Reproduce all the records word for word. Omit images.
Entries supplied below:
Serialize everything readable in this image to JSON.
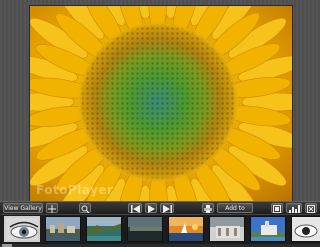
{
  "watermark": "FotoPlayer",
  "toolbar": {
    "view_gallery_label": "View Gallery",
    "add_to_cart_label": "Add to Cart"
  },
  "filmstrip": {
    "selected_index": 0,
    "thumb_count": 9
  },
  "colors": {
    "toolbar_bg": "#2a2a2a",
    "filmstrip_bg": "#1c1c1c",
    "petal": "#f2b400",
    "center_green": "#4f8f2c"
  },
  "icons": [
    "move-icon",
    "zoom-icon",
    "first-icon",
    "play-icon",
    "last-icon",
    "print-icon",
    "fullscreen-icon",
    "histogram-icon",
    "close-icon"
  ]
}
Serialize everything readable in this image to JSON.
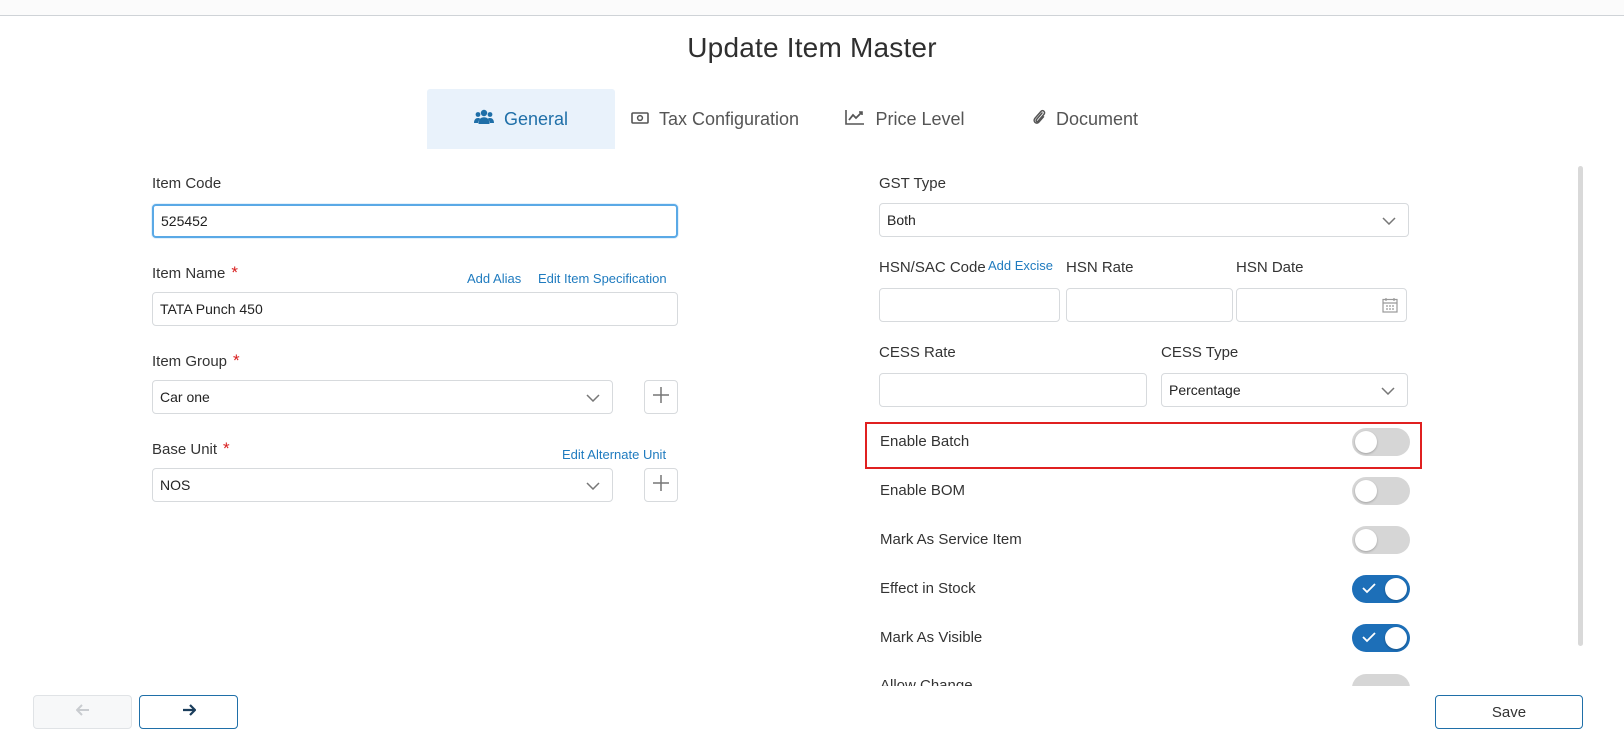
{
  "page": {
    "title": "Update Item Master"
  },
  "tabs": [
    {
      "label": "General",
      "icon": "users-icon",
      "active": true
    },
    {
      "label": "Tax Configuration",
      "icon": "money-icon",
      "active": false
    },
    {
      "label": "Price Level",
      "icon": "line-chart-icon",
      "active": false
    },
    {
      "label": "Document",
      "icon": "paperclip-icon",
      "active": false
    }
  ],
  "left": {
    "item_code": {
      "label": "Item Code",
      "value": "525452"
    },
    "item_name": {
      "label": "Item Name",
      "required": "*",
      "value": "TATA Punch 450",
      "add_alias": "Add Alias",
      "edit_spec": "Edit Item Specification"
    },
    "item_group": {
      "label": "Item Group",
      "required": "*",
      "value": "Car one"
    },
    "base_unit": {
      "label": "Base Unit",
      "required": "*",
      "value": "NOS",
      "edit_alt_unit": "Edit Alternate Unit"
    }
  },
  "right": {
    "gst_type": {
      "label": "GST Type",
      "value": "Both"
    },
    "hsn_sac": {
      "label": "HSN/SAC Code",
      "add_excise": "Add Excise",
      "value": ""
    },
    "hsn_rate": {
      "label": "HSN Rate",
      "value": ""
    },
    "hsn_date": {
      "label": "HSN Date",
      "value": ""
    },
    "cess_rate": {
      "label": "CESS Rate",
      "value": ""
    },
    "cess_type": {
      "label": "CESS Type",
      "value": "Percentage"
    },
    "toggles": [
      {
        "label": "Enable Batch",
        "on": false
      },
      {
        "label": "Enable BOM",
        "on": false
      },
      {
        "label": "Mark As Service Item",
        "on": false
      },
      {
        "label": "Effect in Stock",
        "on": true
      },
      {
        "label": "Mark As Visible",
        "on": true
      }
    ],
    "cut_off_label": "Allow Change"
  },
  "footer": {
    "save_label": "Save"
  },
  "colors": {
    "accent": "#1f6fa8",
    "link": "#1f7bbf",
    "required": "#d81b1b",
    "highlight": "#e02020",
    "toggle_on": "#1d6fb8",
    "toggle_off": "#d6d6d6"
  }
}
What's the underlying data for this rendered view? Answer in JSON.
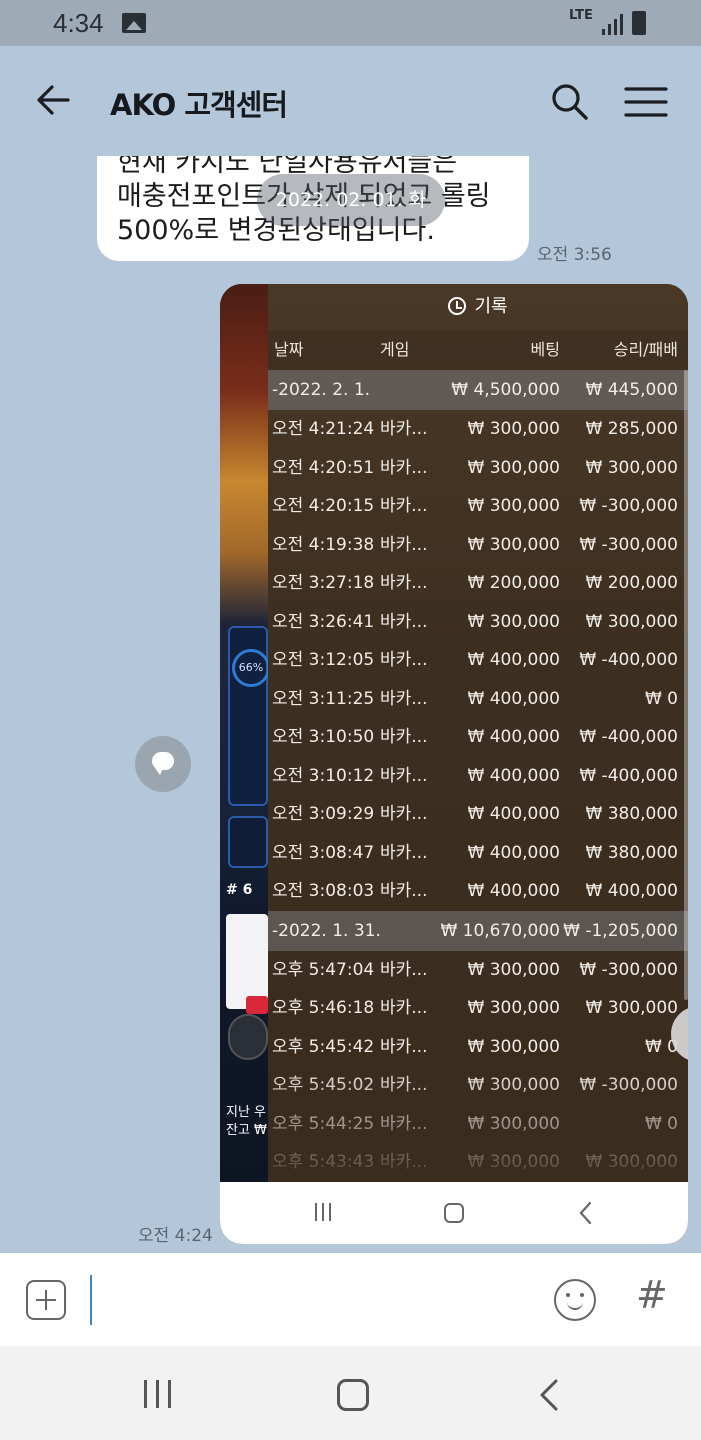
{
  "status_bar": {
    "time": "4:34",
    "network": "LTE"
  },
  "header": {
    "title": "AKO 고객센터"
  },
  "messages": {
    "received_lines": [
      "현재 카지노 단일사용유저들은",
      "매충전포인트가 삭제 되었고 롤링",
      "500%로 변경된상태입니다."
    ],
    "received_time": "오전 3:56",
    "date_overlay": "2022. 02. 01. 화",
    "image_time": "오전 4:24"
  },
  "screenshot": {
    "title": "기록",
    "columns": {
      "date": "날짜",
      "game": "게임",
      "bet": "베팅",
      "result": "승리/패배"
    },
    "side": {
      "percent": "66%",
      "table_no": "# 6",
      "line1": "지난 우",
      "line2": "잔고 ₩"
    },
    "rows": [
      {
        "date": "-2022. 2. 1.",
        "game": "",
        "bet": "₩ 4,500,000",
        "result": "₩ 445,000",
        "is_date": true
      },
      {
        "date": "오전 4:21:24",
        "game": "바카...",
        "bet": "₩ 300,000",
        "result": "₩ 285,000"
      },
      {
        "date": "오전 4:20:51",
        "game": "바카...",
        "bet": "₩ 300,000",
        "result": "₩ 300,000"
      },
      {
        "date": "오전 4:20:15",
        "game": "바카...",
        "bet": "₩ 300,000",
        "result": "₩ -300,000"
      },
      {
        "date": "오전 4:19:38",
        "game": "바카...",
        "bet": "₩ 300,000",
        "result": "₩ -300,000"
      },
      {
        "date": "오전 3:27:18",
        "game": "바카...",
        "bet": "₩ 200,000",
        "result": "₩ 200,000"
      },
      {
        "date": "오전 3:26:41",
        "game": "바카...",
        "bet": "₩ 300,000",
        "result": "₩ 300,000"
      },
      {
        "date": "오전 3:12:05",
        "game": "바카...",
        "bet": "₩ 400,000",
        "result": "₩ -400,000"
      },
      {
        "date": "오전 3:11:25",
        "game": "바카...",
        "bet": "₩ 400,000",
        "result": "₩ 0"
      },
      {
        "date": "오전 3:10:50",
        "game": "바카...",
        "bet": "₩ 400,000",
        "result": "₩ -400,000"
      },
      {
        "date": "오전 3:10:12",
        "game": "바카...",
        "bet": "₩ 400,000",
        "result": "₩ -400,000"
      },
      {
        "date": "오전 3:09:29",
        "game": "바카...",
        "bet": "₩ 400,000",
        "result": "₩ 380,000"
      },
      {
        "date": "오전 3:08:47",
        "game": "바카...",
        "bet": "₩ 400,000",
        "result": "₩ 380,000"
      },
      {
        "date": "오전 3:08:03",
        "game": "바카...",
        "bet": "₩ 400,000",
        "result": "₩ 400,000"
      },
      {
        "date": "-2022. 1. 31.",
        "game": "",
        "bet": "₩ 10,670,000",
        "result": "₩ -1,205,000",
        "is_date": true
      },
      {
        "date": "오후 5:47:04",
        "game": "바카...",
        "bet": "₩ 300,000",
        "result": "₩ -300,000"
      },
      {
        "date": "오후 5:46:18",
        "game": "바카...",
        "bet": "₩ 300,000",
        "result": "₩ 300,000"
      },
      {
        "date": "오후 5:45:42",
        "game": "바카...",
        "bet": "₩ 300,000",
        "result": "₩ 0"
      },
      {
        "date": "오후 5:45:02",
        "game": "바카...",
        "bet": "₩ 300,000",
        "result": "₩ -300,000"
      },
      {
        "date": "오후 5:44:25",
        "game": "바카...",
        "bet": "₩ 300,000",
        "result": "₩ 0"
      },
      {
        "date": "오후 5:43:43",
        "game": "바카...",
        "bet": "₩ 300,000",
        "result": "₩ 300,000"
      }
    ]
  },
  "input": {
    "placeholder": "",
    "value": ""
  },
  "icons": {
    "back": "arrow-left-icon",
    "search": "search-icon",
    "menu": "hamburger-menu-icon",
    "plus": "plus-icon",
    "emoji": "emoji-icon",
    "hashtag": "hashtag-icon",
    "close": "close-icon",
    "history": "history-clock-icon",
    "chat": "chat-bubble-icon"
  },
  "colors": {
    "chat_bg": "#b3c6da",
    "bubble_bg": "#ffffff",
    "panel_bg": "#3a2c1e",
    "accent": "#3a86c8"
  }
}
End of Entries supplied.
_Output of the exercise_.
Serialize everything readable in this image to JSON.
{
  "watermark": "FotoPlayer",
  "toolbar": {
    "view_gallery_label": "View Gallery",
    "add_to_cart_label": "Add to Cart"
  },
  "filmstrip": {
    "selected_index": 0,
    "thumb_count": 9
  },
  "colors": {
    "toolbar_bg": "#2a2a2a",
    "filmstrip_bg": "#1c1c1c",
    "petal": "#f2b400",
    "center_green": "#4f8f2c"
  },
  "icons": [
    "move-icon",
    "zoom-icon",
    "first-icon",
    "play-icon",
    "last-icon",
    "print-icon",
    "fullscreen-icon",
    "histogram-icon",
    "close-icon"
  ]
}
Serialize everything readable in this image to JSON.
{
  "page": {
    "title": "Update Item Master"
  },
  "tabs": [
    {
      "label": "General",
      "icon": "users-icon",
      "active": true
    },
    {
      "label": "Tax Configuration",
      "icon": "money-icon",
      "active": false
    },
    {
      "label": "Price Level",
      "icon": "line-chart-icon",
      "active": false
    },
    {
      "label": "Document",
      "icon": "paperclip-icon",
      "active": false
    }
  ],
  "left": {
    "item_code": {
      "label": "Item Code",
      "value": "525452"
    },
    "item_name": {
      "label": "Item Name",
      "required": "*",
      "value": "TATA Punch 450",
      "add_alias": "Add Alias",
      "edit_spec": "Edit Item Specification"
    },
    "item_group": {
      "label": "Item Group",
      "required": "*",
      "value": "Car one"
    },
    "base_unit": {
      "label": "Base Unit",
      "required": "*",
      "value": "NOS",
      "edit_alt_unit": "Edit Alternate Unit"
    }
  },
  "right": {
    "gst_type": {
      "label": "GST Type",
      "value": "Both"
    },
    "hsn_sac": {
      "label": "HSN/SAC Code",
      "add_excise": "Add Excise",
      "value": ""
    },
    "hsn_rate": {
      "label": "HSN Rate",
      "value": ""
    },
    "hsn_date": {
      "label": "HSN Date",
      "value": ""
    },
    "cess_rate": {
      "label": "CESS Rate",
      "value": ""
    },
    "cess_type": {
      "label": "CESS Type",
      "value": "Percentage"
    },
    "toggles": [
      {
        "label": "Enable Batch",
        "on": false
      },
      {
        "label": "Enable BOM",
        "on": false
      },
      {
        "label": "Mark As Service Item",
        "on": false
      },
      {
        "label": "Effect in Stock",
        "on": true
      },
      {
        "label": "Mark As Visible",
        "on": true
      }
    ],
    "cut_off_label": "Allow Change"
  },
  "footer": {
    "save_label": "Save"
  },
  "colors": {
    "accent": "#1f6fa8",
    "link": "#1f7bbf",
    "required": "#d81b1b",
    "highlight": "#e02020",
    "toggle_on": "#1d6fb8",
    "toggle_off": "#d6d6d6"
  }
}
What's the underlying data for this rendered view? Answer in JSON.
{
  "status_bar": {
    "time": "4:34",
    "network": "LTE"
  },
  "header": {
    "title": "AKO 고객센터"
  },
  "messages": {
    "received_lines": [
      "현재 카지노 단일사용유저들은",
      "매충전포인트가 삭제 되었고 롤링",
      "500%로 변경된상태입니다."
    ],
    "received_time": "오전 3:56",
    "date_overlay": "2022. 02. 01. 화",
    "image_time": "오전 4:24"
  },
  "screenshot": {
    "title": "기록",
    "columns": {
      "date": "날짜",
      "game": "게임",
      "bet": "베팅",
      "result": "승리/패배"
    },
    "side": {
      "percent": "66%",
      "table_no": "# 6",
      "line1": "지난 우",
      "line2": "잔고 ₩"
    },
    "rows": [
      {
        "date": "-2022. 2. 1.",
        "game": "",
        "bet": "₩ 4,500,000",
        "result": "₩ 445,000",
        "is_date": true
      },
      {
        "date": "오전 4:21:24",
        "game": "바카...",
        "bet": "₩ 300,000",
        "result": "₩ 285,000"
      },
      {
        "date": "오전 4:20:51",
        "game": "바카...",
        "bet": "₩ 300,000",
        "result": "₩ 300,000"
      },
      {
        "date": "오전 4:20:15",
        "game": "바카...",
        "bet": "₩ 300,000",
        "result": "₩ -300,000"
      },
      {
        "date": "오전 4:19:38",
        "game": "바카...",
        "bet": "₩ 300,000",
        "result": "₩ -300,000"
      },
      {
        "date": "오전 3:27:18",
        "game": "바카...",
        "bet": "₩ 200,000",
        "result": "₩ 200,000"
      },
      {
        "date": "오전 3:26:41",
        "game": "바카...",
        "bet": "₩ 300,000",
        "result": "₩ 300,000"
      },
      {
        "date": "오전 3:12:05",
        "game": "바카...",
        "bet": "₩ 400,000",
        "result": "₩ -400,000"
      },
      {
        "date": "오전 3:11:25",
        "game": "바카...",
        "bet": "₩ 400,000",
        "result": "₩ 0"
      },
      {
        "date": "오전 3:10:50",
        "game": "바카...",
        "bet": "₩ 400,000",
        "result": "₩ -400,000"
      },
      {
        "date": "오전 3:10:12",
        "game": "바카...",
        "bet": "₩ 400,000",
        "result": "₩ -400,000"
      },
      {
        "date": "오전 3:09:29",
        "game": "바카...",
        "bet": "₩ 400,000",
        "result": "₩ 380,000"
      },
      {
        "date": "오전 3:08:47",
        "game": "바카...",
        "bet": "₩ 400,000",
        "result": "₩ 380,000"
      },
      {
        "date": "오전 3:08:03",
        "game": "바카...",
        "bet": "₩ 400,000",
        "result": "₩ 400,000"
      },
      {
        "date": "-2022. 1. 31.",
        "game": "",
        "bet": "₩ 10,670,000",
        "result": "₩ -1,205,000",
        "is_date": true
      },
      {
        "date": "오후 5:47:04",
        "game": "바카...",
        "bet": "₩ 300,000",
        "result": "₩ -300,000"
      },
      {
        "date": "오후 5:46:18",
        "game": "바카...",
        "bet": "₩ 300,000",
        "result": "₩ 300,000"
      },
      {
        "date": "오후 5:45:42",
        "game": "바카...",
        "bet": "₩ 300,000",
        "result": "₩ 0"
      },
      {
        "date": "오후 5:45:02",
        "game": "바카...",
        "bet": "₩ 300,000",
        "result": "₩ -300,000"
      },
      {
        "date": "오후 5:44:25",
        "game": "바카...",
        "bet": "₩ 300,000",
        "result": "₩ 0"
      },
      {
        "date": "오후 5:43:43",
        "game": "바카...",
        "bet": "₩ 300,000",
        "result": "₩ 300,000"
      }
    ]
  },
  "input": {
    "placeholder": "",
    "value": ""
  },
  "icons": {
    "back": "arrow-left-icon",
    "search": "search-icon",
    "menu": "hamburger-menu-icon",
    "plus": "plus-icon",
    "emoji": "emoji-icon",
    "hashtag": "hashtag-icon",
    "close": "close-icon",
    "history": "history-clock-icon",
    "chat": "chat-bubble-icon"
  },
  "colors": {
    "chat_bg": "#b3c6da",
    "bubble_bg": "#ffffff",
    "panel_bg": "#3a2c1e",
    "accent": "#3a86c8"
  }
}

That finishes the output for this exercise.